Oracle in belief it could top AWS in cloud market with less data centres.
Oracle seems to believe it can top public cloud market leaders Amazon Web Services, Microsoft Azure and Google’s Cloud Platform without as many data centres.
Each of these companies both build and sell large arrays of servers, storage and networking to businesses, many of which look to them for help in building data centres.
According to a recent report from Canalys, Amazon Web Services (AWS) alone holds 33.8 percent of the cloud market share for 2016, whilst Microsoft, Google and IBM combined hold 30.8 percent.
Surprisingly, Oracle falls behind by holding just 1.7 percent of that market, but despite this Oracle’s CEO, Mark Hurd believes the company’s minimal data centres are more efficient as they run hardware and supercharged databases.
In an interview with Fortune, Mark Hurd, CEO, Oracle said: “If I have two-times faster computers, I don’t need as many data centres. If I can speed up the database, maybe I need one fourth as many data centres. I can go on and on about how tech drives this.
“Our core advantage is what we’ve said all along, which is that it’s about the intellectual property and the software, not about who’s got the most real estate.”
The company argues that it performs faster and more effectively than its cloud rivals with less data centres, claiming that its big machines are cheaper and more efficient.
This is Oracle’s Exadata servers, which features a scale-out design with industry-standard servers in the form of turbocharged machines.
Although, in comparison AWS recently announced that it has converted 22,000 databases from other vendors to its own database services.
In which, Oracle’s Hurd said: “How much database market will Oracle lose to Amazon Aurora? My guess is close to zero.
“The third largest database in the world is IBM DB2, and it’s been going out of business for 20 years. If it was so easy to replace databases, DB2 market share would be zero.”

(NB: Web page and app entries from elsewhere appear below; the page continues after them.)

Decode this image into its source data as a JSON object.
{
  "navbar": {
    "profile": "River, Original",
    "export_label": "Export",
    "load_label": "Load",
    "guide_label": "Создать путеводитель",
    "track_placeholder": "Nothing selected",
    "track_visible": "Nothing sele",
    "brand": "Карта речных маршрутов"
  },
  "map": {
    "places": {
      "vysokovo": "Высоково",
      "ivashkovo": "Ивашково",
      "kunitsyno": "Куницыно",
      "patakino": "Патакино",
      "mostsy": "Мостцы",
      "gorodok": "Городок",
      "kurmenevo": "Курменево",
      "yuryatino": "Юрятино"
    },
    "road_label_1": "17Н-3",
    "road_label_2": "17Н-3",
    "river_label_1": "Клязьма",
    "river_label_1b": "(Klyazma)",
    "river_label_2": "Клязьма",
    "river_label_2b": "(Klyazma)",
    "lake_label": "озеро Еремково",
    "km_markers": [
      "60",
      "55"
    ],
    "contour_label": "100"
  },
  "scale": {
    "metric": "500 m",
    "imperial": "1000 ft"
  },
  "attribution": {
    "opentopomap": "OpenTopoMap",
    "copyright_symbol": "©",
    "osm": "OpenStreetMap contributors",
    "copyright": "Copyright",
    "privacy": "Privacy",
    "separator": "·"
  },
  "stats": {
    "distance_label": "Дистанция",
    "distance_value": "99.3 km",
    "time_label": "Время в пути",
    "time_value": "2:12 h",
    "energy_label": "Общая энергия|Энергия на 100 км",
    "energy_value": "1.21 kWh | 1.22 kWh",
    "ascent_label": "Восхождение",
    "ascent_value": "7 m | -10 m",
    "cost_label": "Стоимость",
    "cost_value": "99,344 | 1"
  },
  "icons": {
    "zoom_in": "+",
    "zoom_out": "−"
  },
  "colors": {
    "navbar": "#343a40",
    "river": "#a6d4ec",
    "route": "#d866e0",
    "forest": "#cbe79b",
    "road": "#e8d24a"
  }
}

The company’s CEO also previously referred to AWS’ infrastructure as “old,” comparing it to its own technology which he claims is “newer and fresher.”